The network wrote to members this week to explain that costs would increase ahead of the year end, with firms paying an extra £4 for regulatory bills – which includes FCA and FSCS costs – as well as a further £114 for each investments and pensions adviser they employ.

PTFS will also charge an additional £150 for each adviser authorised for investments, pensions and mortgages to pay for rising regulatory fees.

Each adviser working on mortgages business will incur a further £36 fee.

Costs for professional indemnity cover will also rise by £15 per firm, in addition to a further £8 per investments and pensions adviser, and £12 for those individuals authorised for investments, pensions and mortgages.

PTFS says it will continue to subsidise the cost of PI cover by around £500,000 in 2015/16.

In a letter to members, PTFS sales and marketing director David Carrington says: “We have already paid these levies and the increased FCA fees in full.

“Whilst we would normally apply changes to regulatory recharges in our year end fee review, in view of the scale of increases and to minimise the monthly impact on all our firms, we are writing to inform you the changes to regulatory recharges, will be implemented from 1 October 2015.

“Please note that for firms with three and six months’ notice periods the implementation dates will be either 1 December 2015 or 1 February 2016.”

In November last year PTFS announced a new fee structure, introduced in February, based on quality of business. It says 80 per cent of its members are paying reduced fees as a result of the change.

The FCA said in March that advisers’ fees would increase by 10.2 per cent in 2015/16 to account for higher staff and technology costs at the regulator.

The FSCS’ final levy for 2015/16, meanwhile, has been set at £319m, with firms in the life and pensions sector hit with a £100m bill to cover compensation costs linked to Sipp claims.

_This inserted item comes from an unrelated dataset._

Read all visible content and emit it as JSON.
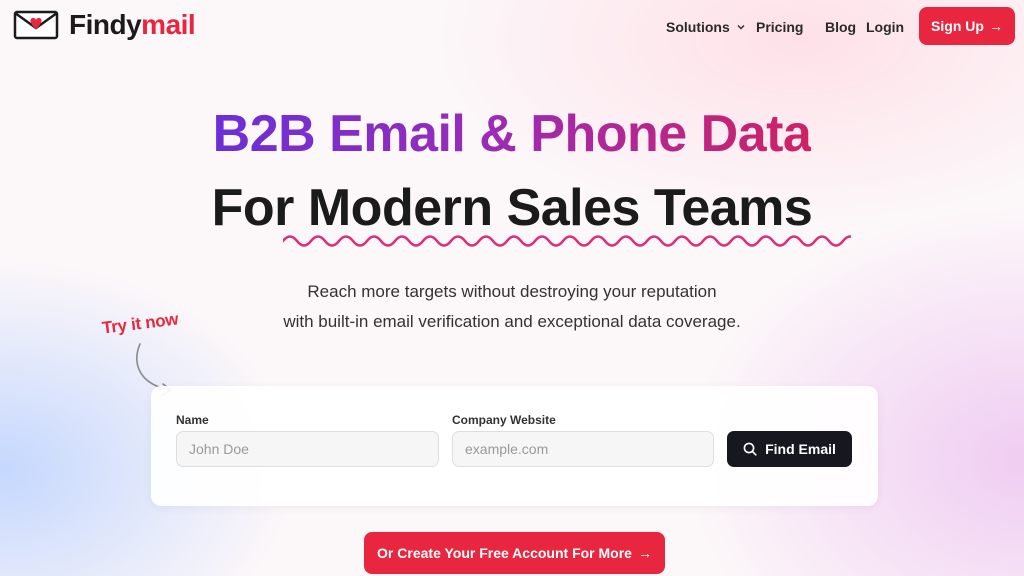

Advisers who don’t hold client money will pay £74.9m in 2015/16, up from £68m in 2014/15.